Firstly, hooking up the things to an RB is your choice between the new age remotes and the long cables. Not sure if anybody would have much to add there. You can always just go a cable until you decide you may want the fancy cordless triggers later.

Secondly, get a decent light meter. Your choice. I use an older minolta autometer IVf, its fine (does cord and non-chord as well as ambient and reflected with the accessory piece)

I've only ever used hot light in reasonably large studio's. If they got too warm, we'd put on a fan. But I only used them seldomly and only for product/set up (non-people related) shots. You can get soft boxes and other light shaping accessories made to cope with the more intense heat from them from various manufacturers. Comparing that to strobes, well... it depends on what you want out of it.
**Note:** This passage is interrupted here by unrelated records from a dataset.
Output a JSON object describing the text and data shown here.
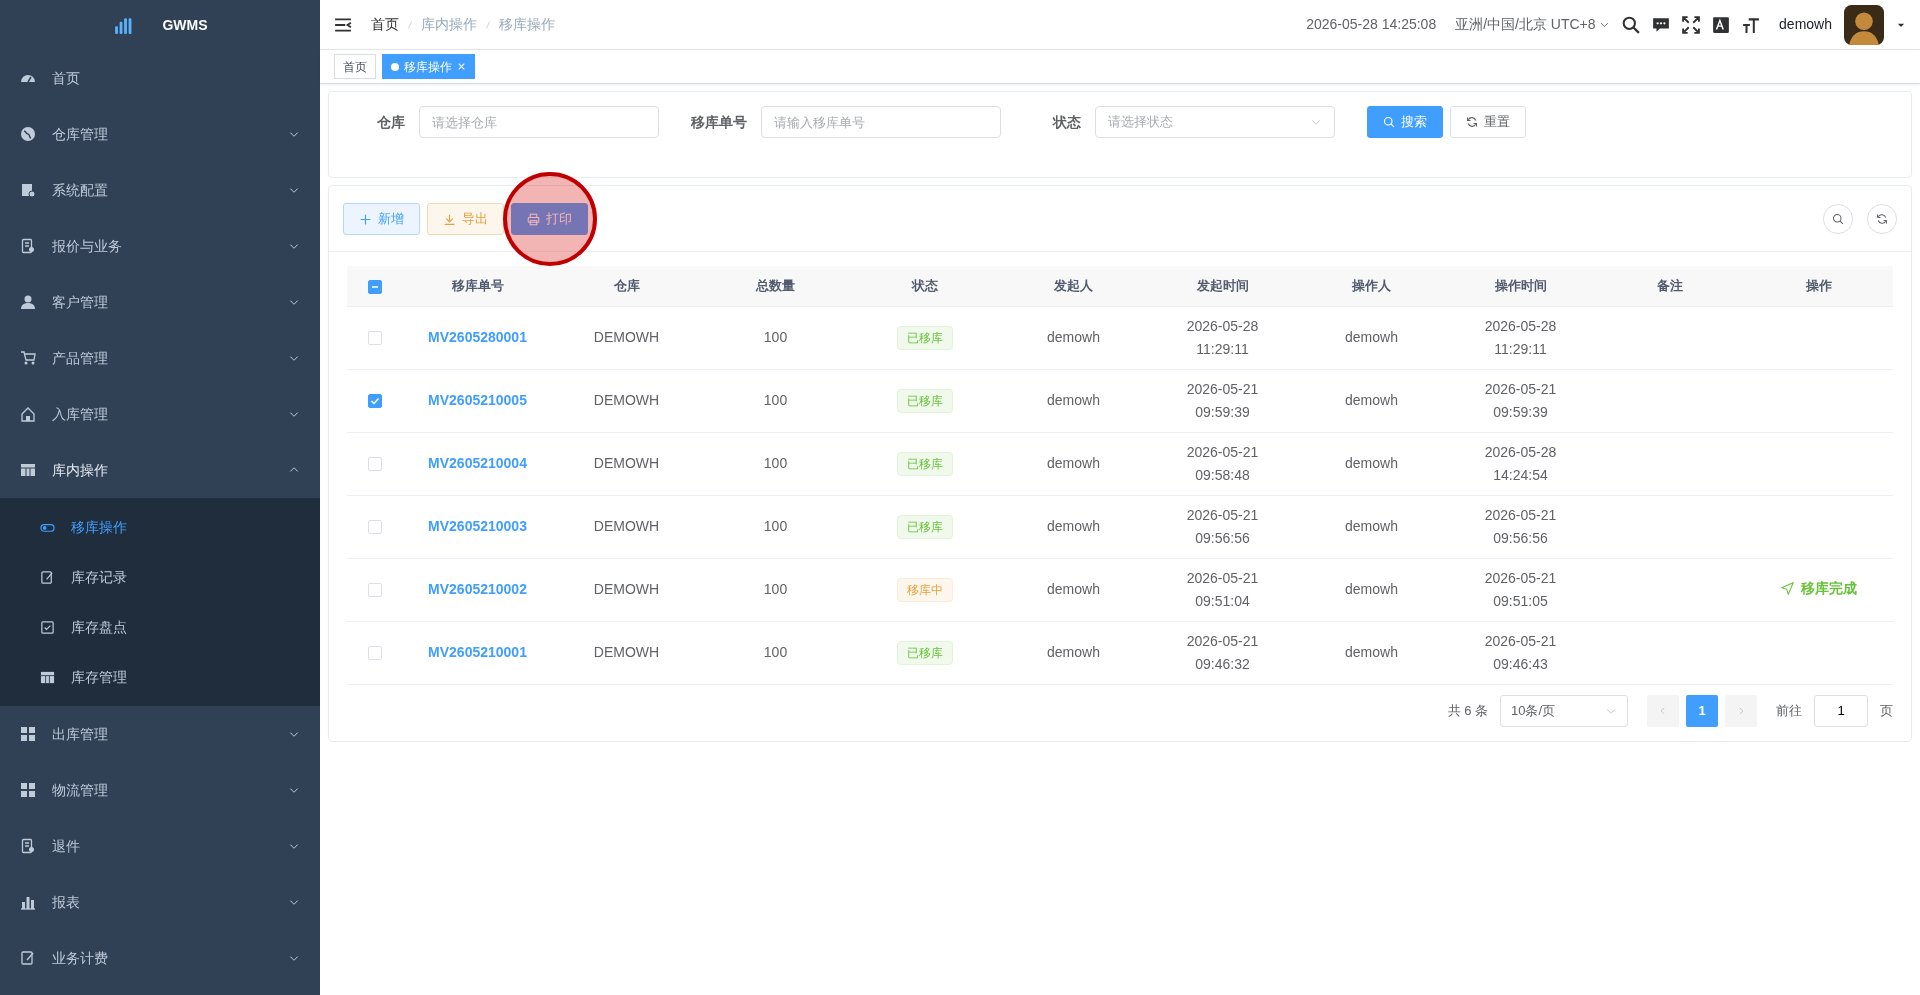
{
  "sidebar": {
    "logo": "GWMS",
    "items": [
      {
        "label": "首页"
      },
      {
        "label": "仓库管理",
        "expanded": false
      },
      {
        "label": "系统配置",
        "expanded": false
      },
      {
        "label": "报价与业务",
        "expanded": false
      },
      {
        "label": "客户管理",
        "expanded": false
      },
      {
        "label": "产品管理",
        "expanded": false
      },
      {
        "label": "入库管理",
        "expanded": false
      },
      {
        "label": "库内操作",
        "expanded": true,
        "children": [
          {
            "label": "移库操作",
            "selected": true
          },
          {
            "label": "库存记录",
            "selected": false
          },
          {
            "label": "库存盘点",
            "selected": false
          },
          {
            "label": "库存管理",
            "selected": false
          }
        ]
      },
      {
        "label": "出库管理",
        "expanded": false
      },
      {
        "label": "物流管理",
        "expanded": false
      },
      {
        "label": "退件",
        "expanded": false
      },
      {
        "label": "报表",
        "expanded": false
      },
      {
        "label": "业务计费",
        "expanded": false
      }
    ]
  },
  "header": {
    "breadcrumbs": [
      "首页",
      "库内操作",
      "移库操作"
    ],
    "datetime": "2026-05-28 14:25:08",
    "timezone": "亚洲/中国/北京 UTC+8",
    "username": "demowh"
  },
  "tags": [
    {
      "label": "首页",
      "selected": false
    },
    {
      "label": "移库操作",
      "selected": true
    }
  ],
  "search": {
    "fields": [
      {
        "label": "仓库",
        "placeholder": "请选择仓库",
        "kind": "input"
      },
      {
        "label": "移库单号",
        "placeholder": "请输入移库单号",
        "kind": "input"
      },
      {
        "label": "状态",
        "placeholder": "请选择状态",
        "kind": "select"
      }
    ],
    "buttons": [
      {
        "label": "搜索",
        "kind": "primary"
      },
      {
        "label": "重置",
        "kind": "plain"
      }
    ]
  },
  "toolbar": [
    {
      "label": "新增",
      "kind": "add",
      "clicked": false
    },
    {
      "label": "导出",
      "kind": "export",
      "clicked": false
    },
    {
      "label": "打印",
      "kind": "print",
      "clicked": true
    }
  ],
  "table": {
    "select_all_partial": true,
    "columns": [
      "移库单号",
      "仓库",
      "总数量",
      "状态",
      "发起人",
      "发起时间",
      "操作人",
      "操作时间",
      "备注",
      "操作"
    ],
    "rows": [
      {
        "checked": false,
        "no": "MV2605280001",
        "warehouse": "DEMOWH",
        "qty": "100",
        "status": {
          "text": "已移库",
          "kind": "done"
        },
        "initiator": "demowh",
        "start": [
          "2026-05-28",
          "11:29:11"
        ],
        "operator": "demowh",
        "op_time": [
          "2026-05-28",
          "11:29:11"
        ]
      },
      {
        "checked": true,
        "no": "MV2605210005",
        "warehouse": "DEMOWH",
        "qty": "100",
        "status": {
          "text": "已移库",
          "kind": "done"
        },
        "initiator": "demowh",
        "start": [
          "2026-05-21",
          "09:59:39"
        ],
        "operator": "demowh",
        "op_time": [
          "2026-05-21",
          "09:59:39"
        ]
      },
      {
        "checked": false,
        "no": "MV2605210004",
        "warehouse": "DEMOWH",
        "qty": "100",
        "status": {
          "text": "已移库",
          "kind": "done"
        },
        "initiator": "demowh",
        "start": [
          "2026-05-21",
          "09:58:48"
        ],
        "operator": "demowh",
        "op_time": [
          "2026-05-28",
          "14:24:54"
        ]
      },
      {
        "checked": false,
        "no": "MV2605210003",
        "warehouse": "DEMOWH",
        "qty": "100",
        "status": {
          "text": "已移库",
          "kind": "done"
        },
        "initiator": "demowh",
        "start": [
          "2026-05-21",
          "09:56:56"
        ],
        "operator": "demowh",
        "op_time": [
          "2026-05-21",
          "09:56:56"
        ]
      },
      {
        "checked": false,
        "no": "MV2605210002",
        "warehouse": "DEMOWH",
        "qty": "100",
        "status": {
          "text": "移库中",
          "kind": "moving"
        },
        "initiator": "demowh",
        "start": [
          "2026-05-21",
          "09:51:04"
        ],
        "operator": "demowh",
        "op_time": [
          "2026-05-21",
          "09:51:05"
        ],
        "action": "移库完成"
      },
      {
        "checked": false,
        "no": "MV2605210001",
        "warehouse": "DEMOWH",
        "qty": "100",
        "status": {
          "text": "已移库",
          "kind": "done"
        },
        "initiator": "demowh",
        "start": [
          "2026-05-21",
          "09:46:32"
        ],
        "operator": "demowh",
        "op_time": [
          "2026-05-21",
          "09:46:43"
        ]
      }
    ]
  },
  "pagination": {
    "total": "共 6 条",
    "page_size": "10条/页",
    "pages": [
      {
        "label": "1",
        "selected": true
      }
    ],
    "goto_label": "前往",
    "goto_value": "1",
    "goto_suffix": "页"
  }
}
Im going to eventually buy my own strobes too. Depending what you need them to do, there's a reasonably vast array from any of the big names (broncolor/bowens/elinchrom) to others. Wether you can get by with a small entry level kit is very dependant on what you need it to do. You never mentioned what specifically you need it for. If your doing small sets in a studio, you may not need a million jules from the big dollar manufactures. But then if your taking them on location doing reasonably large fashion sets, you'll need battery packs etc etc all adding dearly to cost. And not to mention the choice between mono lights and generators which can be vastly different in cost too. I'd suggest starting with mono lights, wether you need the battery pack (could add like a grand to price) is depending on the above.

Bowens have good priced starter kits with their mono lights. If your like me though, the added cost of the battery for location is essential. But you can't go wrong. Go have a look around around the bowens site for example. Depending what's available in your area, you may have more choices, but as a side comment, I'd suggest buying from a company with good product support if your about to spend some good dollars on equipment.

Studio lights rule. There's no going back. You could even hire some for a day/weekend to come to terms with them first too. I hope that helped... a tiny bit. Im sure other's will have many other things to suggest.